                  And then the third piece is dedicated to emerging contaminants. And so, we may have heard this acronym of PFAS and I’m not going to try to pronounce what it stands for. It’s multi syllabic. And in the drinking water fund, it is $4 billion over five years by formula. Again, 100% federal share. And these new funding streams do come with requirements on how states structure that assistance to public water agencies. And then the clean water revolving state fund is the other big piece and this focuses on municipal water works – what they call nonpoint sources of pollution such as runoff and what washes in with the rain or draining and seepage. Not attributable to one like specific polluter. So, the existing program like the drinking water fund got $11.7 billion by formula. Ninety percent federal share at the beginning drops to 80% just nearest of what happens on the drinking water side. And again, like the drinking water side, the emergent contaminants receive a separate funding stream through the clean water revolving loan fund. This is a $1 billion over five years. It’s by formula and again at 100% federal share and again with requirements on how state’s structure that assistance to the public water agencies that they assist. 

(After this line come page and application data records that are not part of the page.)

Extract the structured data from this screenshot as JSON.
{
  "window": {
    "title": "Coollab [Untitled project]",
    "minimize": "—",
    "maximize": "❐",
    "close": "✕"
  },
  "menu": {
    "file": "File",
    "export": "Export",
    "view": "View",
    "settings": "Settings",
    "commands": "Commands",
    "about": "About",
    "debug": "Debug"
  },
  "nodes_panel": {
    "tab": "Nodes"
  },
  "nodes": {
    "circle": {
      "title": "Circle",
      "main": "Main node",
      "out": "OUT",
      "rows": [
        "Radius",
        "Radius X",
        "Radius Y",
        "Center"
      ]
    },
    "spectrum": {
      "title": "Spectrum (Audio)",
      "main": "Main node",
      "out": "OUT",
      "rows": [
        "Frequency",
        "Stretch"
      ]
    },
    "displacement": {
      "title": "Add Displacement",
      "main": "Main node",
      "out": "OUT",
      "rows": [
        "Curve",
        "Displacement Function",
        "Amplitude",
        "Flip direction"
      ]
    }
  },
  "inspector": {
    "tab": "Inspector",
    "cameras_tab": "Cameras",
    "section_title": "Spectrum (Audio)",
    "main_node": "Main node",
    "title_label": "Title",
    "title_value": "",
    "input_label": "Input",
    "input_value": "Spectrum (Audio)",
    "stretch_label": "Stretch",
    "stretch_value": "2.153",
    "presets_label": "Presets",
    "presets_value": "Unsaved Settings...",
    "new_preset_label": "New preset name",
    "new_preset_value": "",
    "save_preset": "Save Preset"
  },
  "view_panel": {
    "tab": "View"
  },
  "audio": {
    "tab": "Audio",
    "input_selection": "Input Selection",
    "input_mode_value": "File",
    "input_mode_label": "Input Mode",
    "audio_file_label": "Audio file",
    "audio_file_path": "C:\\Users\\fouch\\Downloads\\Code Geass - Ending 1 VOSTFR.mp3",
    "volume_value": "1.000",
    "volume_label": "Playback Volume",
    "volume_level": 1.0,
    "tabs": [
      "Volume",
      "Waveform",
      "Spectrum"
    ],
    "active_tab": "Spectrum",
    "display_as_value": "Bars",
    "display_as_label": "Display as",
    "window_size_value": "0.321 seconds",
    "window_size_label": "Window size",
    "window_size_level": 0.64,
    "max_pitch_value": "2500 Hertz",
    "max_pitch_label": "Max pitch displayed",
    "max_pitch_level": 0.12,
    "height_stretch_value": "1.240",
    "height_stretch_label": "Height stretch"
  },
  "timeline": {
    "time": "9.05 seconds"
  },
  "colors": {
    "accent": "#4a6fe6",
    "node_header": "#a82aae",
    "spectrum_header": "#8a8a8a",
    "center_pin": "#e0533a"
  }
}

                  And then on top of these two very large flows of funding, there is a program called assistance for small and disadvantaged communities that goes through states. It got $5 billion dollars over five years. It is 100% federal share and it is also intended to focus on these emerging contaminants. So, you see a real focus on these PFAS in this bill. And then finally, the brown fields program, which has existed for many years, received funding increases as well.


                  (TM):  23:26


Ed:             Molly, how about those matching funds?  What kind of challenges does that present for states? 


MR:           Well, I mean the good news as Marcia mentioned is the number of the programs, you know, don’t have matching requirements or have a smaller matching requirement that then kind of ratchets up. But in order for states to access this influx of funding for both the traditional drinking water and clean water revolving funds, they are going to need to come up with this match. And state legislatures, in some cases, will have to appropriate this match. And based on their state revolving fund establishing legislation and the one thing that states are going to have to deal with is the fact that because there is more funding, the match they are going to have to come up with. It is going to have to be higher than they may have traditionally had to deal with in the past. 


Ed:             Well, I want to thank both of you for walking me and our listeners through some pretty complicated numbers here. I really appreciate it. And I do want people to know that we are going to come back with four more podcasts delving into some of the specifics of this infrastructure bill because this is an issue states are going to be dealing with for a number of years. Thank you again and take care. 


                  (TM):  24:41           MUSIC


Ed:             And that concludes this episode of our podcast. We encourage you to review and rate NCSL podcasts on Apple podcasts, Google Play, Pocket Casts, Stitcher or Spotify. We also encourage you to check out our other podcasts:  Legislature, The Inside Story and the special series Building Democracy. Thanks for listening.